It’s been quite eventful in terms of my running taking on a race at a rate of one a month, with varying levels of success.
Starting off was the 10km Sri Chinmoy Yarra Boulevard. On a humid February day, I was hopeful of a 45 minute run, though I struggled to hold the pace in the second half of the race, and the humidity was testing everyone. I finished with a time of 46:11, which is almost my best time in a 10km race, though I have been proven to run much faster in longer races (examples such as City2Sea 2013). An interesting takeaway from the race was that since Two Bays, my running cadence (stride rate) has increased from close to 160-170 steps/minute to 190-200 steps/minute, although running the race with intent had reduced it slightly to, which is closer to the recommended stride rate of around 180. (As a side note, the stride rate is taken from my watch so the accuracy is debatable if movement is calculated from the swing of my arm. At present my average stride rate is somewhere in the 190 mark. )
Run for the Kids marked my first return to the race in 2 years, after opting to pursue (ultimately fail) running the Canberra Marathon last year. The course this year is 15.5km, and I was very happy with how my race unfolded – the plan was to start slow, running the first 5km in about 24 minutes, and then accelerate from there and hopefully finish under 1:10. As it turned out I ran the first 5km in about 23:45 and managed to pick up speed, from there mostly once we had gotten over the Bolte Bridge. It must be said it’s quite a privilege as a runner to have roads closed and run across to have views that are otherwise not accessible by foot. I think mentally I race better knowing there are hundreds and thousands of people alongside me, as I was able to run with the masses and keep up my pace, finishing with a time of 1:10:42 and giving me a good benchmark to measure my future racing this year.

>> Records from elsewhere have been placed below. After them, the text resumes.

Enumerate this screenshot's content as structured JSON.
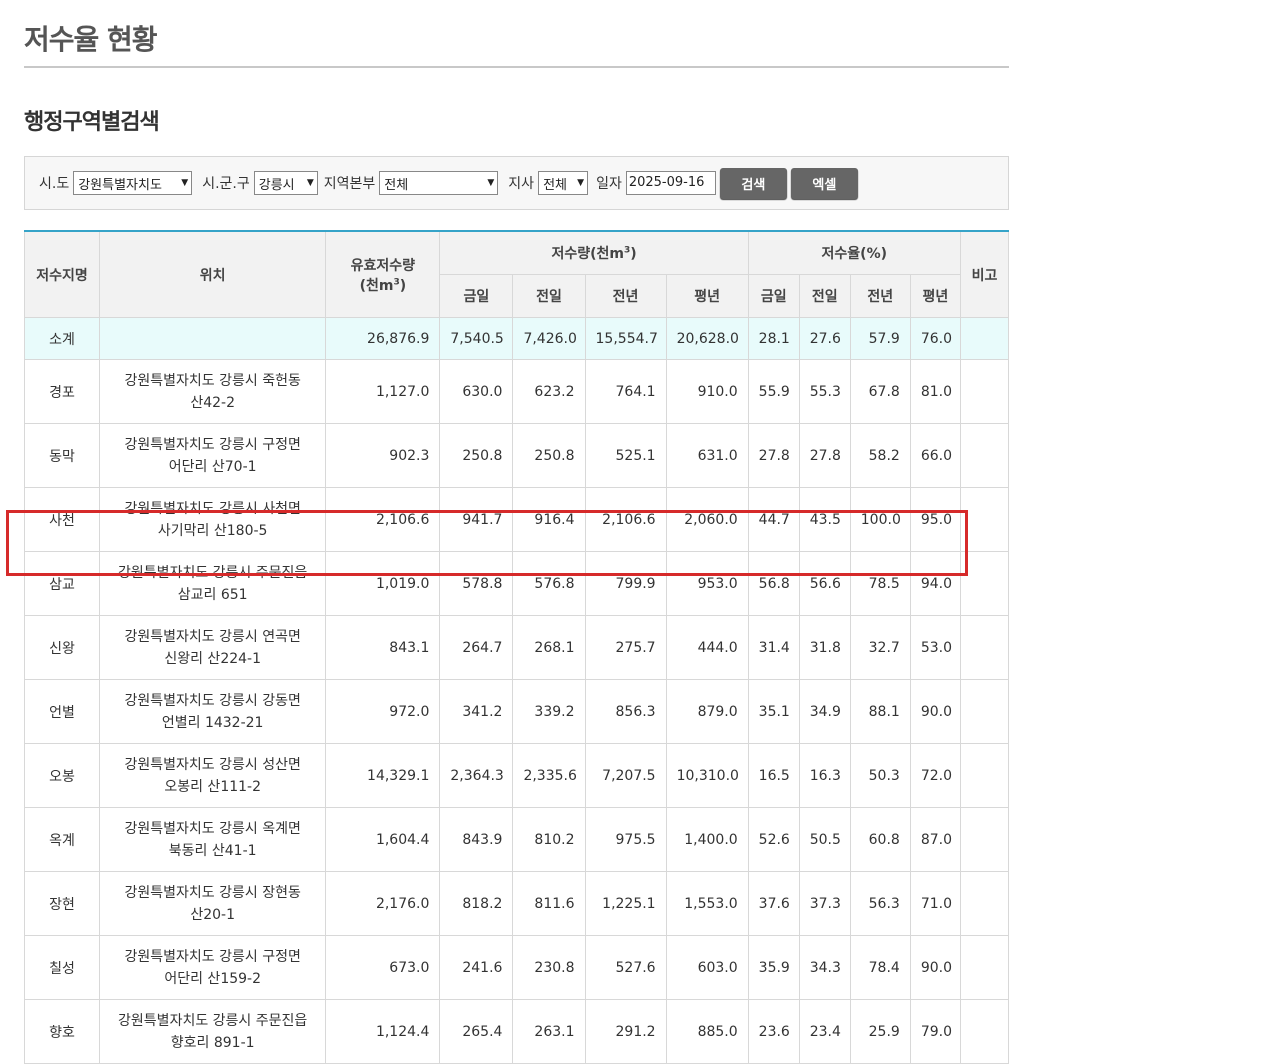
{
  "page_title": "저수율 현황",
  "section_title": "행정구역별검색",
  "search": {
    "sido_label": "시.도",
    "sido_value": "강원특별자치도",
    "sigungu_label": "시.군.구",
    "sigungu_value": "강릉시",
    "region_label": "지역본부",
    "region_value": "전체",
    "branch_label": "지사",
    "branch_value": "전체",
    "date_label": "일자",
    "date_value": "2025-09-16",
    "search_button": "검색",
    "excel_button": "엑셀"
  },
  "table": {
    "headers": {
      "name": "저수지명",
      "location": "위치",
      "effective_a": "유효저수량",
      "effective_b": "(천m",
      "effective_sup": "3",
      "effective_c": ")",
      "storage_a": "저수량(천m",
      "storage_sup": "3",
      "storage_c": ")",
      "rate": "저수율(%)",
      "remark": "비고",
      "today": "금일",
      "prev_day": "전일",
      "prev_year": "전년",
      "avg_year": "평년"
    },
    "summary": {
      "name": "소계",
      "location": "",
      "effective": "26,876.9",
      "s_today": "7,540.5",
      "s_prev_day": "7,426.0",
      "s_prev_year": "15,554.7",
      "s_avg": "20,628.0",
      "r_today": "28.1",
      "r_prev_day": "27.6",
      "r_prev_year": "57.9",
      "r_avg": "76.0",
      "remark": ""
    },
    "rows": [
      {
        "name": "경포",
        "loc1": "강원특별자치도 강릉시 죽헌동",
        "loc2": "산42-2",
        "effective": "1,127.0",
        "s_today": "630.0",
        "s_prev_day": "623.2",
        "s_prev_year": "764.1",
        "s_avg": "910.0",
        "r_today": "55.9",
        "r_prev_day": "55.3",
        "r_prev_year": "67.8",
        "r_avg": "81.0"
      },
      {
        "name": "동막",
        "loc1": "강원특별자치도 강릉시 구정면",
        "loc2": "어단리 산70-1",
        "effective": "902.3",
        "s_today": "250.8",
        "s_prev_day": "250.8",
        "s_prev_year": "525.1",
        "s_avg": "631.0",
        "r_today": "27.8",
        "r_prev_day": "27.8",
        "r_prev_year": "58.2",
        "r_avg": "66.0"
      },
      {
        "name": "사천",
        "loc1": "강원특별자치도 강릉시 사천면",
        "loc2": "사기막리 산180-5",
        "effective": "2,106.6",
        "s_today": "941.7",
        "s_prev_day": "916.4",
        "s_prev_year": "2,106.6",
        "s_avg": "2,060.0",
        "r_today": "44.7",
        "r_prev_day": "43.5",
        "r_prev_year": "100.0",
        "r_avg": "95.0"
      },
      {
        "name": "삼교",
        "loc1": "강원특별자치도 강릉시 주문진읍",
        "loc2": "삼교리 651",
        "effective": "1,019.0",
        "s_today": "578.8",
        "s_prev_day": "576.8",
        "s_prev_year": "799.9",
        "s_avg": "953.0",
        "r_today": "56.8",
        "r_prev_day": "56.6",
        "r_prev_year": "78.5",
        "r_avg": "94.0"
      },
      {
        "name": "신왕",
        "loc1": "강원특별자치도 강릉시 연곡면",
        "loc2": "신왕리 산224-1",
        "effective": "843.1",
        "s_today": "264.7",
        "s_prev_day": "268.1",
        "s_prev_year": "275.7",
        "s_avg": "444.0",
        "r_today": "31.4",
        "r_prev_day": "31.8",
        "r_prev_year": "32.7",
        "r_avg": "53.0"
      },
      {
        "name": "언별",
        "loc1": "강원특별자치도 강릉시 강동면",
        "loc2": "언별리 1432-21",
        "effective": "972.0",
        "s_today": "341.2",
        "s_prev_day": "339.2",
        "s_prev_year": "856.3",
        "s_avg": "879.0",
        "r_today": "35.1",
        "r_prev_day": "34.9",
        "r_prev_year": "88.1",
        "r_avg": "90.0"
      },
      {
        "name": "오봉",
        "loc1": "강원특별자치도 강릉시 성산면",
        "loc2": "오봉리 산111-2",
        "effective": "14,329.1",
        "s_today": "2,364.3",
        "s_prev_day": "2,335.6",
        "s_prev_year": "7,207.5",
        "s_avg": "10,310.0",
        "r_today": "16.5",
        "r_prev_day": "16.3",
        "r_prev_year": "50.3",
        "r_avg": "72.0"
      },
      {
        "name": "옥계",
        "loc1": "강원특별자치도 강릉시 옥계면",
        "loc2": "북동리 산41-1",
        "effective": "1,604.4",
        "s_today": "843.9",
        "s_prev_day": "810.2",
        "s_prev_year": "975.5",
        "s_avg": "1,400.0",
        "r_today": "52.6",
        "r_prev_day": "50.5",
        "r_prev_year": "60.8",
        "r_avg": "87.0"
      },
      {
        "name": "장현",
        "loc1": "강원특별자치도 강릉시 장현동",
        "loc2": "산20-1",
        "effective": "2,176.0",
        "s_today": "818.2",
        "s_prev_day": "811.6",
        "s_prev_year": "1,225.1",
        "s_avg": "1,553.0",
        "r_today": "37.6",
        "r_prev_day": "37.3",
        "r_prev_year": "56.3",
        "r_avg": "71.0"
      },
      {
        "name": "칠성",
        "loc1": "강원특별자치도 강릉시 구정면",
        "loc2": "어단리 산159-2",
        "effective": "673.0",
        "s_today": "241.6",
        "s_prev_day": "230.8",
        "s_prev_year": "527.6",
        "s_avg": "603.0",
        "r_today": "35.9",
        "r_prev_day": "34.3",
        "r_prev_year": "78.4",
        "r_avg": "90.0"
      },
      {
        "name": "향호",
        "loc1": "강원특별자치도 강릉시 주문진읍",
        "loc2": "향호리 891-1",
        "effective": "1,124.4",
        "s_today": "265.4",
        "s_prev_day": "263.1",
        "s_prev_year": "291.2",
        "s_avg": "885.0",
        "r_today": "23.6",
        "r_prev_day": "23.4",
        "r_prev_year": "25.9",
        "r_avg": "79.0"
      }
    ]
  },
  "colors": {
    "header_accent": "#35a3c8",
    "summary_bg": "#e8fbfb",
    "button_bg": "#666666",
    "highlight": "#d62a2a"
  }
}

That following Thursday I made my debut on the track, with the Victorian Running Network hosting the event from Box Hill Athletics Club. By then I had mostly recovered from Run for the Kids and was more or less treating this as a workout as opposed to a race. Group D 3000m, and was aiming to run at a pace of 4min/km. Nonetheless I was happy with my effort, though watching everyone else race made me aware of how much further I could improve, watching member of my running club and also national representative Eloise Wellings run an A-qualifier for the 5000m. I’m of the philosophy that if I can tighten my game over the shorten distances, I can translate that to better training and racing across the longer distances.
Geelong Half however was not one of my better performances. It was disappointing after heading into it I felt I was running well, and in an ambitious position to run a PB. I was on track running, crossing the halfway mark at about 48 minutes, but at that point I was slowing down from my 4:30/km pace down to 4:45/km, my left quad was getting fatigued and I suspect the gel I had taken was making my stomach uncomfortable. The plan was to get a bit of extra juice to chase that PB, by having one at 7km and another at 14km. Unfortunately I had miscalculated where the drink station was going to be and by 11km I had broken down, hobbling and trying to salvage what I could to finish 1:47 instead.
The lesson was that if you have a preferred method and plan of racing you should stick by it. It was a little disheartening to have such a bad race after training and preparing so well, though once the race was done there were quite a few things that came to light. The most immediate issue I put it down to was a lack of sleep. The more pressing issue was that in my pursuit for a PB, I abandoned my usual running mentality and approach of starting slower and accelerating in the later stages of the race in favour of setting the pace hard and seeing for how long I would be able to hold it.